Bartley’s horses are a complex symbol of death and fate, as Bartley dies by being thrown into the sea by the gray pony. The Christian overtones of the horses are important to understand, since Bartley’s accident is a direct reference to a passage from The Book of Exodus: “I will sing unto the Lord, for He hath triumphed gloriously; The horse and his rider hath He thrown into the sea.” In the Biblical context, these lines are a celebration of God’s defeat of the Pharaoh, which allowed the Israelites to escape Egypt. However, the parallel between Bartley’s horses and the Bible does not cast Bartley’s accident as God’s will—instead, Synge presents the sea as eclipsing God’s power and inevitably taking the lives of young men, despite fervent prayers and the Priest’s promises.
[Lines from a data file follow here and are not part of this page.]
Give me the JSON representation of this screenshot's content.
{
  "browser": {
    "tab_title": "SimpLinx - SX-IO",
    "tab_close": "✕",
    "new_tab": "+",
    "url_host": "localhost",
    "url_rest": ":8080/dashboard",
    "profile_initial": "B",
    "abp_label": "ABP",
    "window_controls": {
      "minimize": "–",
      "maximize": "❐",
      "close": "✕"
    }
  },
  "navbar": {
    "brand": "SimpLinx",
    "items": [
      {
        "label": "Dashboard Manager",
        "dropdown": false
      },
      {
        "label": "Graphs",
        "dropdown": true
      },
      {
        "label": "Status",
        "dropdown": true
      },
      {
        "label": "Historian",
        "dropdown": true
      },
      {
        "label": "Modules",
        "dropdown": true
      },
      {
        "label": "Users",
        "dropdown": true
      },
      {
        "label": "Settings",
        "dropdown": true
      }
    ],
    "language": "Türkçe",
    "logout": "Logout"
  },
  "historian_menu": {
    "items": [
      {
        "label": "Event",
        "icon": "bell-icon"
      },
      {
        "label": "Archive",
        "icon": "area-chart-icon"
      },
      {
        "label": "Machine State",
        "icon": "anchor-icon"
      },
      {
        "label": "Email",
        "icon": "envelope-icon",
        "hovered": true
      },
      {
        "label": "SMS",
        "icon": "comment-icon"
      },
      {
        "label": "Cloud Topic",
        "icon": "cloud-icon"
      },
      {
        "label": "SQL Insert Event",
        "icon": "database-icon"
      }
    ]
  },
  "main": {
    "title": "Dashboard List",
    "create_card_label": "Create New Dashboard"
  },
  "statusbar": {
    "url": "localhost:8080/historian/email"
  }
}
In other words, Bartley’s accident is not the will of God, but the will of the sea. Just as God threw “the horse and his rider” into the sea, the sea wants Bartley (and all other young men) so badly that the gray pony knocks him into the water even before he leaves on his dangerous voyage. Bartley’s horses illuminate the title of Riders to the Sea, as the riders are Bartley and Michael, both of whom are riding to their deaths.
Bartley’s Horses Quotes in Riders to the Sea
If it was a hundred horses, or a thousand horses you had itself, what is the price of a thousand horses against a son where there is one son only?
He went by quickly; and “the blessing of God on you,” says he, and I could say nothing. I looked up then, and I crying, at the gray pony, and there was Michael upon it—with fine clothes on him, and new shoes on his feet.